By Sami Zaptia.
London, 13 October 2017:
The World Bank Economic Outlook report on Libya released this month paints a dire picture of Libya’s economy stating that reform of structural issues predating the 2011 revolution need to be addressed.
‘‘Despite limited improvements, the Libyan economy still remains far below potential, hindered by the persistence of violent political conflict. The twin deficits remain large and lacking any framework for corrective measures, exacerbating the instability of the macroeconomic framework. Inflation accelerated, eroding further the purchasing power of the population. Over the medium term, the challenges go beyond reconstruction to addressing pre-2011 development gaps, diversifying the economy, and promoting private sector development’’, the report said.
‘‘Despite strong growth performance driven by the oil sector, the Libyan economy is still suffering from political strife that hinders it from reaching its potential. Following four years of recession, the Libyan economy recovered in 2017-H1, thanks to the resumption in the production of hydrocarbon products after the repossession from militias of the main oil fields last year. The non-hydrocarbon sectors remained sluggish inhibited by lack of funds and security. GDP is expected to increase by 25.6 percent in 2017, allowing income per capita to substantially improve to 65 percent of its 2010 level after losing more than half of its value’’, added the latest report.

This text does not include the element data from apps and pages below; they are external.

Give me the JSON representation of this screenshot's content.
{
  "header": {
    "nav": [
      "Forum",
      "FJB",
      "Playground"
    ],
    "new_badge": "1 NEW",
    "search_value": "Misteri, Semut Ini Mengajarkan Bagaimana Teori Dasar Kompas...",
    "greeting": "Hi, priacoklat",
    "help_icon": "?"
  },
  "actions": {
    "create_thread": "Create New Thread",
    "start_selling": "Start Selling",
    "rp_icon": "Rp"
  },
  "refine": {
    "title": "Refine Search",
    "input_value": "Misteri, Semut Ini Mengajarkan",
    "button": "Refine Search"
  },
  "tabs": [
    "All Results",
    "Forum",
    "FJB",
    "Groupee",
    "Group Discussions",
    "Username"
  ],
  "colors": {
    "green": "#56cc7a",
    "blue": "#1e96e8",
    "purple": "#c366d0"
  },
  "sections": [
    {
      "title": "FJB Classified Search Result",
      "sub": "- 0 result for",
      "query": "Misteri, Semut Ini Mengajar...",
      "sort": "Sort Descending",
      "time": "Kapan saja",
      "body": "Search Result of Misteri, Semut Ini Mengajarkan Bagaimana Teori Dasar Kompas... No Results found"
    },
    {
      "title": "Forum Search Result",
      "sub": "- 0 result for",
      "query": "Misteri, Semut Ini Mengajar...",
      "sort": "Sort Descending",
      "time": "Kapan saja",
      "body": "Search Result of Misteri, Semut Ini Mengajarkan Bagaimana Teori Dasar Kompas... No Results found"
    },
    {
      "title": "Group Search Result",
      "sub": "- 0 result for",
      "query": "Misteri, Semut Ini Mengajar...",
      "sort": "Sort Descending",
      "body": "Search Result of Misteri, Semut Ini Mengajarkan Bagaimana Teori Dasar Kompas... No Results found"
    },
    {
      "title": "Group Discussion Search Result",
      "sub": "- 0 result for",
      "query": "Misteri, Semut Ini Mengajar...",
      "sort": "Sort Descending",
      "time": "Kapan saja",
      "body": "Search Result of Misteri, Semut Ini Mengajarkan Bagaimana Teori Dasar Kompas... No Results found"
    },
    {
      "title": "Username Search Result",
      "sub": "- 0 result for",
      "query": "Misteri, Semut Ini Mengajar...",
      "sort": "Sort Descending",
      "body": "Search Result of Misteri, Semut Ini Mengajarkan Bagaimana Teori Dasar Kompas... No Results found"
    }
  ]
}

The World Bank report also stated that ‘‘Prices of almost all commodities continued to increase over the first half of 2017, which further depleted the purchasing power of the population. Inflation hit a record level of 28.5 percent over 2017-H1 following the 25.9 percent registered last year. Inflation is mainly driven by acute shortages in the supply chains of basic commodities, speculation in the expanding black markets, the de facto removal of food subsidies due to lack of funds, and the strong devaluation of the LYD in the parallel markets. High inflation coupled with weak performance of non-hydrocarbon sectors are likely to have increased poverty and exacerbated socio-economic exclusion’’.